There’s something that is not being said during this pandemic.
As lockdown restrictions loosen and gatherings become more frequent, there is a population for whom nothing has changed.
The risk for complications for disabled/chronically ill individuals as well as seniors and their primary caregivers remains the same. As everyone strives to return to a semblance of the lives they once had, many are experiencing more loneliness and despair than at the beginning of this crisis.
These are communities that are already overlooked and forgotten under typical circumstances.

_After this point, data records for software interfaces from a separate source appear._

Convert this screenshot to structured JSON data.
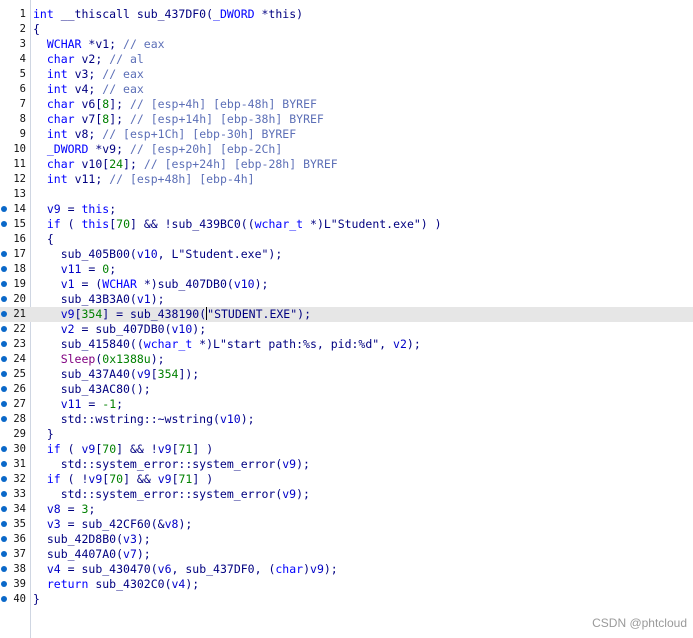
{
  "editor": {
    "lines": [
      {
        "n": "1",
        "dot": false,
        "hl": false,
        "tokens": [
          [
            "ty",
            "int"
          ],
          [
            "pl",
            " __thiscall sub_437DF0("
          ],
          [
            "ty",
            "_DWORD"
          ],
          [
            "pl",
            " *this)"
          ]
        ]
      },
      {
        "n": "2",
        "dot": false,
        "hl": false,
        "tokens": [
          [
            "pl",
            "{"
          ]
        ]
      },
      {
        "n": "3",
        "dot": false,
        "hl": false,
        "tokens": [
          [
            "pl",
            "  "
          ],
          [
            "ty",
            "WCHAR"
          ],
          [
            "pl",
            " *v1; "
          ],
          [
            "cm",
            "// eax"
          ]
        ]
      },
      {
        "n": "4",
        "dot": false,
        "hl": false,
        "tokens": [
          [
            "pl",
            "  "
          ],
          [
            "ty",
            "char"
          ],
          [
            "pl",
            " v2; "
          ],
          [
            "cm",
            "// al"
          ]
        ]
      },
      {
        "n": "5",
        "dot": false,
        "hl": false,
        "tokens": [
          [
            "pl",
            "  "
          ],
          [
            "ty",
            "int"
          ],
          [
            "pl",
            " v3; "
          ],
          [
            "cm",
            "// eax"
          ]
        ]
      },
      {
        "n": "6",
        "dot": false,
        "hl": false,
        "tokens": [
          [
            "pl",
            "  "
          ],
          [
            "ty",
            "int"
          ],
          [
            "pl",
            " v4; "
          ],
          [
            "cm",
            "// eax"
          ]
        ]
      },
      {
        "n": "7",
        "dot": false,
        "hl": false,
        "tokens": [
          [
            "pl",
            "  "
          ],
          [
            "ty",
            "char"
          ],
          [
            "pl",
            " v6["
          ],
          [
            "n",
            "8"
          ],
          [
            "pl",
            "]; "
          ],
          [
            "cm",
            "// [esp+4h] [ebp-48h] BYREF"
          ]
        ]
      },
      {
        "n": "8",
        "dot": false,
        "hl": false,
        "tokens": [
          [
            "pl",
            "  "
          ],
          [
            "ty",
            "char"
          ],
          [
            "pl",
            " v7["
          ],
          [
            "n",
            "8"
          ],
          [
            "pl",
            "]; "
          ],
          [
            "cm",
            "// [esp+14h] [ebp-38h] BYREF"
          ]
        ]
      },
      {
        "n": "9",
        "dot": false,
        "hl": false,
        "tokens": [
          [
            "pl",
            "  "
          ],
          [
            "ty",
            "int"
          ],
          [
            "pl",
            " v8; "
          ],
          [
            "cm",
            "// [esp+1Ch] [ebp-30h] BYREF"
          ]
        ]
      },
      {
        "n": "10",
        "dot": false,
        "hl": false,
        "tokens": [
          [
            "pl",
            "  "
          ],
          [
            "ty",
            "_DWORD"
          ],
          [
            "pl",
            " *v9; "
          ],
          [
            "cm",
            "// [esp+20h] [ebp-2Ch]"
          ]
        ]
      },
      {
        "n": "11",
        "dot": false,
        "hl": false,
        "tokens": [
          [
            "pl",
            "  "
          ],
          [
            "ty",
            "char"
          ],
          [
            "pl",
            " v10["
          ],
          [
            "n",
            "24"
          ],
          [
            "pl",
            "]; "
          ],
          [
            "cm",
            "// [esp+24h] [ebp-28h] BYREF"
          ]
        ]
      },
      {
        "n": "12",
        "dot": false,
        "hl": false,
        "tokens": [
          [
            "pl",
            "  "
          ],
          [
            "ty",
            "int"
          ],
          [
            "pl",
            " v11; "
          ],
          [
            "cm",
            "// [esp+48h] [ebp-4h]"
          ]
        ]
      },
      {
        "n": "13",
        "dot": false,
        "hl": false,
        "tokens": []
      },
      {
        "n": "14",
        "dot": true,
        "hl": false,
        "tokens": [
          [
            "pl",
            "  "
          ],
          [
            "v",
            "v9"
          ],
          [
            "pl",
            " = "
          ],
          [
            "k",
            "this"
          ],
          [
            "pl",
            ";"
          ]
        ]
      },
      {
        "n": "15",
        "dot": true,
        "hl": false,
        "tokens": [
          [
            "pl",
            "  "
          ],
          [
            "k",
            "if"
          ],
          [
            "pl",
            " ( "
          ],
          [
            "k",
            "this"
          ],
          [
            "pl",
            "["
          ],
          [
            "n",
            "70"
          ],
          [
            "pl",
            "] && !sub_439BC0(("
          ],
          [
            "ty",
            "wchar_t"
          ],
          [
            "pl",
            " *)L\"Student.exe\") )"
          ]
        ]
      },
      {
        "n": "16",
        "dot": false,
        "hl": false,
        "tokens": [
          [
            "pl",
            "  {"
          ]
        ]
      },
      {
        "n": "17",
        "dot": true,
        "hl": false,
        "tokens": [
          [
            "pl",
            "    sub_405B00("
          ],
          [
            "v",
            "v10"
          ],
          [
            "pl",
            ", L\"Student.exe\");"
          ]
        ]
      },
      {
        "n": "18",
        "dot": true,
        "hl": false,
        "tokens": [
          [
            "pl",
            "    "
          ],
          [
            "v",
            "v11"
          ],
          [
            "pl",
            " = "
          ],
          [
            "n",
            "0"
          ],
          [
            "pl",
            ";"
          ]
        ]
      },
      {
        "n": "19",
        "dot": true,
        "hl": false,
        "tokens": [
          [
            "pl",
            "    "
          ],
          [
            "v",
            "v1"
          ],
          [
            "pl",
            " = ("
          ],
          [
            "ty",
            "WCHAR"
          ],
          [
            "pl",
            " *)sub_407DB0("
          ],
          [
            "v",
            "v10"
          ],
          [
            "pl",
            ");"
          ]
        ]
      },
      {
        "n": "20",
        "dot": true,
        "hl": false,
        "tokens": [
          [
            "pl",
            "    sub_43B3A0("
          ],
          [
            "v",
            "v1"
          ],
          [
            "pl",
            ");"
          ]
        ]
      },
      {
        "n": "21",
        "dot": true,
        "hl": true,
        "tokens": [
          [
            "pl",
            "    "
          ],
          [
            "v",
            "v9"
          ],
          [
            "pl",
            "["
          ],
          [
            "n",
            "354"
          ],
          [
            "pl",
            "] = sub_438190("
          ],
          [
            "caret",
            ""
          ],
          [
            "pl",
            "\"STUDENT.EXE\");"
          ]
        ]
      },
      {
        "n": "22",
        "dot": true,
        "hl": false,
        "tokens": [
          [
            "pl",
            "    "
          ],
          [
            "v",
            "v2"
          ],
          [
            "pl",
            " = sub_407DB0("
          ],
          [
            "v",
            "v10"
          ],
          [
            "pl",
            ");"
          ]
        ]
      },
      {
        "n": "23",
        "dot": true,
        "hl": false,
        "tokens": [
          [
            "pl",
            "    sub_415840(("
          ],
          [
            "ty",
            "wchar_t"
          ],
          [
            "pl",
            " *)L\"start path:%s, pid:%d\", "
          ],
          [
            "v",
            "v2"
          ],
          [
            "pl",
            ");"
          ]
        ]
      },
      {
        "n": "24",
        "dot": true,
        "hl": false,
        "tokens": [
          [
            "pl",
            "    "
          ],
          [
            "ex",
            "Sleep"
          ],
          [
            "pl",
            "("
          ],
          [
            "n",
            "0x1388u"
          ],
          [
            "pl",
            ");"
          ]
        ]
      },
      {
        "n": "25",
        "dot": true,
        "hl": false,
        "tokens": [
          [
            "pl",
            "    sub_437A40("
          ],
          [
            "v",
            "v9"
          ],
          [
            "pl",
            "["
          ],
          [
            "n",
            "354"
          ],
          [
            "pl",
            "]);"
          ]
        ]
      },
      {
        "n": "26",
        "dot": true,
        "hl": false,
        "tokens": [
          [
            "pl",
            "    sub_43AC80();"
          ]
        ]
      },
      {
        "n": "27",
        "dot": true,
        "hl": false,
        "tokens": [
          [
            "pl",
            "    "
          ],
          [
            "v",
            "v11"
          ],
          [
            "pl",
            " = "
          ],
          [
            "n",
            "-1"
          ],
          [
            "pl",
            ";"
          ]
        ]
      },
      {
        "n": "28",
        "dot": true,
        "hl": false,
        "tokens": [
          [
            "pl",
            "    std::wstring::~wstring("
          ],
          [
            "v",
            "v10"
          ],
          [
            "pl",
            ");"
          ]
        ]
      },
      {
        "n": "29",
        "dot": false,
        "hl": false,
        "tokens": [
          [
            "pl",
            "  }"
          ]
        ]
      },
      {
        "n": "30",
        "dot": true,
        "hl": false,
        "tokens": [
          [
            "pl",
            "  "
          ],
          [
            "k",
            "if"
          ],
          [
            "pl",
            " ( "
          ],
          [
            "v",
            "v9"
          ],
          [
            "pl",
            "["
          ],
          [
            "n",
            "70"
          ],
          [
            "pl",
            "] && !"
          ],
          [
            "v",
            "v9"
          ],
          [
            "pl",
            "["
          ],
          [
            "n",
            "71"
          ],
          [
            "pl",
            "] )"
          ]
        ]
      },
      {
        "n": "31",
        "dot": true,
        "hl": false,
        "tokens": [
          [
            "pl",
            "    std::system_error::system_error("
          ],
          [
            "v",
            "v9"
          ],
          [
            "pl",
            ");"
          ]
        ]
      },
      {
        "n": "32",
        "dot": true,
        "hl": false,
        "tokens": [
          [
            "pl",
            "  "
          ],
          [
            "k",
            "if"
          ],
          [
            "pl",
            " ( !"
          ],
          [
            "v",
            "v9"
          ],
          [
            "pl",
            "["
          ],
          [
            "n",
            "70"
          ],
          [
            "pl",
            "] && "
          ],
          [
            "v",
            "v9"
          ],
          [
            "pl",
            "["
          ],
          [
            "n",
            "71"
          ],
          [
            "pl",
            "] )"
          ]
        ]
      },
      {
        "n": "33",
        "dot": true,
        "hl": false,
        "tokens": [
          [
            "pl",
            "    std::system_error::system_error("
          ],
          [
            "v",
            "v9"
          ],
          [
            "pl",
            ");"
          ]
        ]
      },
      {
        "n": "34",
        "dot": true,
        "hl": false,
        "tokens": [
          [
            "pl",
            "  "
          ],
          [
            "v",
            "v8"
          ],
          [
            "pl",
            " = "
          ],
          [
            "n",
            "3"
          ],
          [
            "pl",
            ";"
          ]
        ]
      },
      {
        "n": "35",
        "dot": true,
        "hl": false,
        "tokens": [
          [
            "pl",
            "  "
          ],
          [
            "v",
            "v3"
          ],
          [
            "pl",
            " = sub_42CF60(&"
          ],
          [
            "v",
            "v8"
          ],
          [
            "pl",
            ");"
          ]
        ]
      },
      {
        "n": "36",
        "dot": true,
        "hl": false,
        "tokens": [
          [
            "pl",
            "  sub_42D8B0("
          ],
          [
            "v",
            "v3"
          ],
          [
            "pl",
            ");"
          ]
        ]
      },
      {
        "n": "37",
        "dot": true,
        "hl": false,
        "tokens": [
          [
            "pl",
            "  sub_4407A0("
          ],
          [
            "v",
            "v7"
          ],
          [
            "pl",
            ");"
          ]
        ]
      },
      {
        "n": "38",
        "dot": true,
        "hl": false,
        "tokens": [
          [
            "pl",
            "  "
          ],
          [
            "v",
            "v4"
          ],
          [
            "pl",
            " = sub_430470("
          ],
          [
            "v",
            "v6"
          ],
          [
            "pl",
            ", sub_437DF0, ("
          ],
          [
            "ty",
            "char"
          ],
          [
            "pl",
            ")"
          ],
          [
            "v",
            "v9"
          ],
          [
            "pl",
            ");"
          ]
        ]
      },
      {
        "n": "39",
        "dot": true,
        "hl": false,
        "tokens": [
          [
            "pl",
            "  "
          ],
          [
            "k",
            "return"
          ],
          [
            "pl",
            " sub_4302C0("
          ],
          [
            "v",
            "v4"
          ],
          [
            "pl",
            ");"
          ]
        ]
      },
      {
        "n": "40",
        "dot": true,
        "hl": false,
        "tokens": [
          [
            "pl",
            "}"
          ]
        ]
      }
    ]
  },
  "watermark": "CSDN @phtcloud"
}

Now, with services reduced, strict isolation measures in place, and the same access challenges that were always present, many carry the weight of extra tasks and complex methods of care for themselves or a loved one while the world moves on without them. The same high-risk conditions remain with this virus with the added layer of managing daily tasks through a lens of loneliness and disregard.
I want to remind those who are desperately trying to get back to their regular lives that as frustrating as it is for you to be cautious and to wear a mask and safely distance at social gatherings, it is doubly as painful for us to watch it happen without us.

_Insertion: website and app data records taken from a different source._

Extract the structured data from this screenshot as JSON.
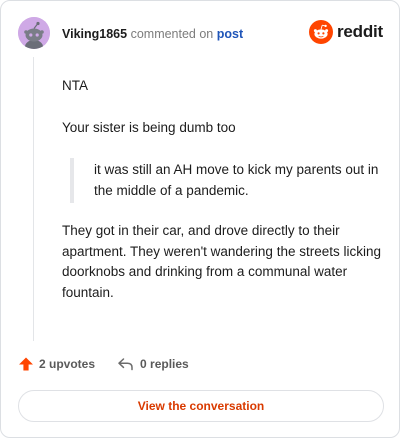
{
  "header": {
    "username": "Viking1865",
    "commented_text": "commented on",
    "post_link": "post"
  },
  "logo": {
    "word": "reddit",
    "icon": "reddit-alien-icon",
    "color": "#ff4500"
  },
  "comment": {
    "paragraph_1": "NTA",
    "paragraph_2": "Your sister is being dumb too",
    "quote": "it was still an AH move to kick my parents out in the middle of a pandemic.",
    "paragraph_3": "They got in their car, and drove directly to their apartment. They weren't wandering the streets licking doorknobs and drinking from a communal water fountain."
  },
  "footer": {
    "upvotes": "2 upvotes",
    "upvote_icon": "upvote-arrow-icon",
    "replies": "0 replies",
    "reply_icon": "reply-arrow-icon"
  },
  "cta": {
    "label": "View the conversation",
    "color": "#d93a00"
  }
}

The emotional torment of being left out and being left behind is unbearable some days.
While we are aware that everyone has been impacted, and that with the coming of the summer weather, being out and interacting with others is good for the morale—we are heartbroken when we are not considered.
We would love for some sensitivity at this time as we are stuck waiting for a vaccine before we can let our guard down. We would love for others to stand in solidarity with us: “If you hurt, we hurt. If you can’t be there, I won’t go. If you can’t join in, we will find a way to include you.”

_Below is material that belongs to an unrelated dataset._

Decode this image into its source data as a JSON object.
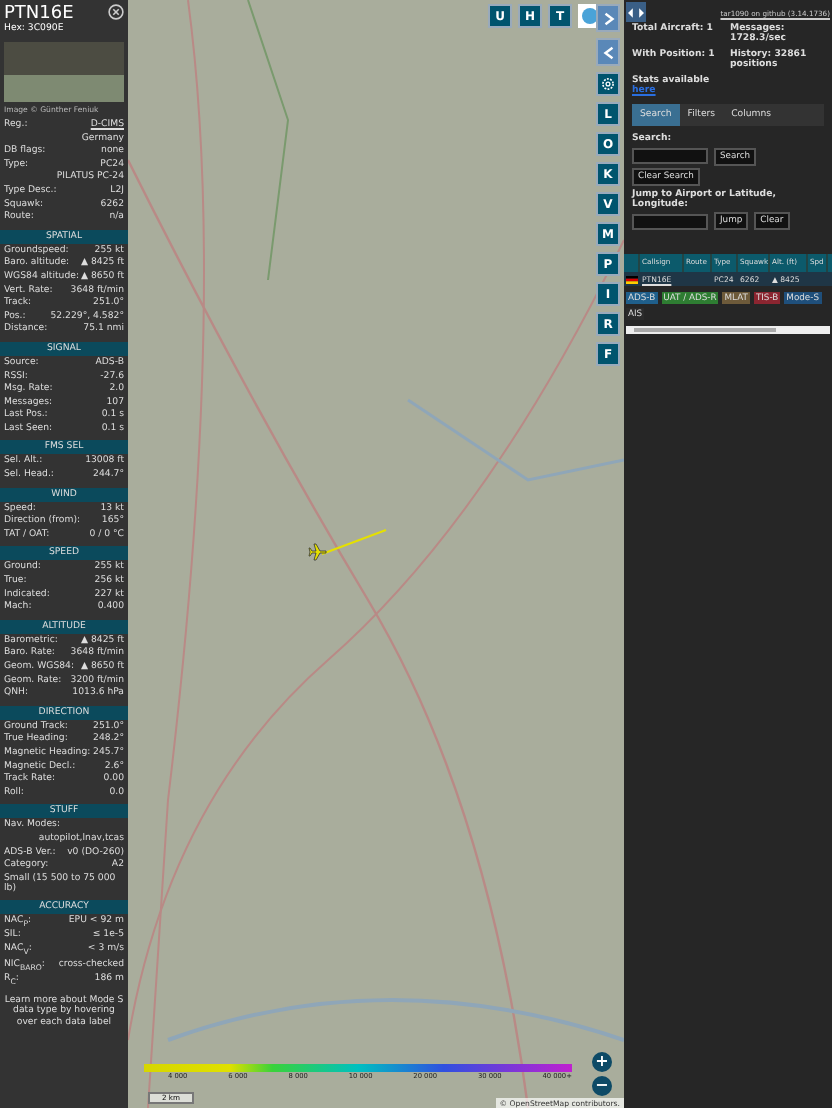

Brushing aside and keeping hidden those who burden and bring you discomfort is what we did well before this pandemic, and it’s why so many systems crumbled and so many lives were lost.
Let’s not forget our frontline medical workers who haven’t seen their children and family members in months— making the sacrifice of a lifetime. Let’s acknowledge caregivers who have gone above and beyond to find safe ways to minimize their exposure to keep their clients safe. We wish it would include you, too, family and friends, who gather in larger groups forgetting that we are still here facing our vulnerability and mortality in complete isolation.
This isn’t a typical season.
The crisis is global, and it’s still very real for every one of us, no matter how much we believe we’re untouchable. This pandemic won’t last forever. Your sacrifices won’t be forever. But, we will forever remember who was there with us, in the trenches, giving up their conveniences and suffering along with us.